Professor Martin Karplus, Harvard University
A long-time scientific partner with BIOVIA and a 2013 Nobel Laureate in Chemistry, Professor Karplus has conducted research in many areas of theoretical chemistry and biochemistry and has presented his results in over 800 journal articles and book chapters, as well as two books. By pioneering the use of in silico methodologies in modeling complex chemical systems and reactions, he has transformed modeling and simulation from a specialized field to a central part of modern chemistry and structural biology.
Mark Meili, Procter & Gamble

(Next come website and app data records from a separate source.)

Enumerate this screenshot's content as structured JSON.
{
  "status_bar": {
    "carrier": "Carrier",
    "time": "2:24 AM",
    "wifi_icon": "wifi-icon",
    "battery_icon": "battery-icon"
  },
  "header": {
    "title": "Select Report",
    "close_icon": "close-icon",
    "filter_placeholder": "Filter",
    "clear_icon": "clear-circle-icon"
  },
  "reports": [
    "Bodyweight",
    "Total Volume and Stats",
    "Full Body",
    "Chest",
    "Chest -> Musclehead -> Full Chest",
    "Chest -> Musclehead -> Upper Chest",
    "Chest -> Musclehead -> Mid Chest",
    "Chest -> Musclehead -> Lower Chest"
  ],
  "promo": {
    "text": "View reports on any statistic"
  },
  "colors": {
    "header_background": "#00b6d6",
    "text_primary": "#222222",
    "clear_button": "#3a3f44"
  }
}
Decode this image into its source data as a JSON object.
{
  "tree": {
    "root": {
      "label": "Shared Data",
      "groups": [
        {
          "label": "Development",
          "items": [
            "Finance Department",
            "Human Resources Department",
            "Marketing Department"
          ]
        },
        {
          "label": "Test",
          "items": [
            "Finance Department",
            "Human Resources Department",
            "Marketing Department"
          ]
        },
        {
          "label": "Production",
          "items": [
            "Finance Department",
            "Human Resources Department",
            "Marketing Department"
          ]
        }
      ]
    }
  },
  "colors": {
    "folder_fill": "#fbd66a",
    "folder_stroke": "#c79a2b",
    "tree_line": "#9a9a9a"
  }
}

Four billion times a day, Procter & Gamble brands touch the lives of people around the world. At P&G, our people work to make sure those brands live up to their promise to make everyday life just a little bit better, now and for generations to come. Modeling and simulation is a vital tool to assure we can meet these promises. Predicting consumer experience of everyday products is usually a multidiscipline problem requiring contributions from mechanical, chemical, biological and other scientific domains. These interactions, by their very nature, are multi-scale ranging from the chemical bonds that determine interface behavior and material structure to the large scale manufacturing systems used to produce products around the world.

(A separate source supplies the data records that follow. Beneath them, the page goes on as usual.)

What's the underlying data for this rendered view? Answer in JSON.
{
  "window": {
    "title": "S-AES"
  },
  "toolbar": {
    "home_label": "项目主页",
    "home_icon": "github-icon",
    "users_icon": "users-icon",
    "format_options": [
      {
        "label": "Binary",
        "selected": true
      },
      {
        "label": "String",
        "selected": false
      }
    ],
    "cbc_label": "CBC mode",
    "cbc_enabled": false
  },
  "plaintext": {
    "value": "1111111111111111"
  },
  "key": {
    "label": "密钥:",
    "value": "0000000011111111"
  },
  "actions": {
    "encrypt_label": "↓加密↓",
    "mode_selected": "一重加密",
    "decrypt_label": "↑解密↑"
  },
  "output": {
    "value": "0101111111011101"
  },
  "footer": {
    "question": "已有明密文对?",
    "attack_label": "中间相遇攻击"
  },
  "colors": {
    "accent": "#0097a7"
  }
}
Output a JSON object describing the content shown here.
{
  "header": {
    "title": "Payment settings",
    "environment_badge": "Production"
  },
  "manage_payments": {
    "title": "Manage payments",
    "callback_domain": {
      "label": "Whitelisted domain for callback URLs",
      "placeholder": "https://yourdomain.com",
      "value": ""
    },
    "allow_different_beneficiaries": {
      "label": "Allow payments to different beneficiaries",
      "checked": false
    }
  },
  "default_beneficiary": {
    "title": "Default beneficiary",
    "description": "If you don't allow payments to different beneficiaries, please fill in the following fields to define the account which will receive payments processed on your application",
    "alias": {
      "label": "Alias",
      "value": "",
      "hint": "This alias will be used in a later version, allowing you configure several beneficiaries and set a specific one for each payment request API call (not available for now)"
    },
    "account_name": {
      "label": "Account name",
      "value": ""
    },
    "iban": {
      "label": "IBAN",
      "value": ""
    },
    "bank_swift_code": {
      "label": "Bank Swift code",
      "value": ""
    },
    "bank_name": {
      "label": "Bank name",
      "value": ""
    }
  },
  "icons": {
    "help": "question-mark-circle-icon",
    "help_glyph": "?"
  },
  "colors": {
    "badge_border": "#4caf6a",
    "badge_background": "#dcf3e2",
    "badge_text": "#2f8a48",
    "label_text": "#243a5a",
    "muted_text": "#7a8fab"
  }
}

James Connelly, Sanofi
James Connelly, Ph.D. is currently the Global Head of Research Data Management at Sanofi Pharma for the integrated Drug Discovery Scientific Core Platform. Current efforts focus on driving a revolution in research informatics systems that leverages new information and computer technologies such as cloud-based research data platforms for collaboration, semantic technologies, artificial intelligence and “Big/All Data” technologies to make all relevant data available to drug discovery researchers. Under his guidance, Sanofi has implemented the cloud-based SAR Data Platform, BIOVIA ScienceCloud, for Drug Discovery Collaborations and for close interaction with CRO’s. He received his B.S in Biochemistry at the University of Minnesota and his Ph.D. in Plant Biochemistry from the University of California/Davis. After post-doctoral terms in Weed Science, Plant Pathology and an early career focused on Agricultural Biotechnology to improve crops, he moved into pharmaceutical research in the Combinatorial Chemistry Technology revolution. His contributions in this field include patents in chemistry technology, high-throughput analytical chemistry and binary chemical library-encoding informatics, as well as many innovations in large compound library production, quality control methodology, compound sample logistics and screening data analysis. His Combinatorial Chemistry functions have helped deliver well over 50 lead compounds into the pharmaceutical research pipeline. With this broad array of drug discovery experience, he turned into an advocate for research informatics support and works closely with the R&D IS and Scientific Computing functions to assure that scientists have the informatics systems and tools that they need for innovation in patient therapeutics.
David Misemer, 3M
David Misemer joined 3M in the 1980s after completing a post-doc in Condensed Matter Physics at Ames Laboratory in Iowa. He spent the majority of my career in mathematical modeling and simulation, either as a practitioner or manager. David has worked on in computational electromagnetics on projects from photovoltaic devices, guided wave optoelectronics, and RFID. In 2008 I moved to IT to manage 3M’s high performance computing (HPC) resources. David now manages a portfolio of applications and resources that include HPC, CAD/CAE/CAM, and support for technical knowledge management.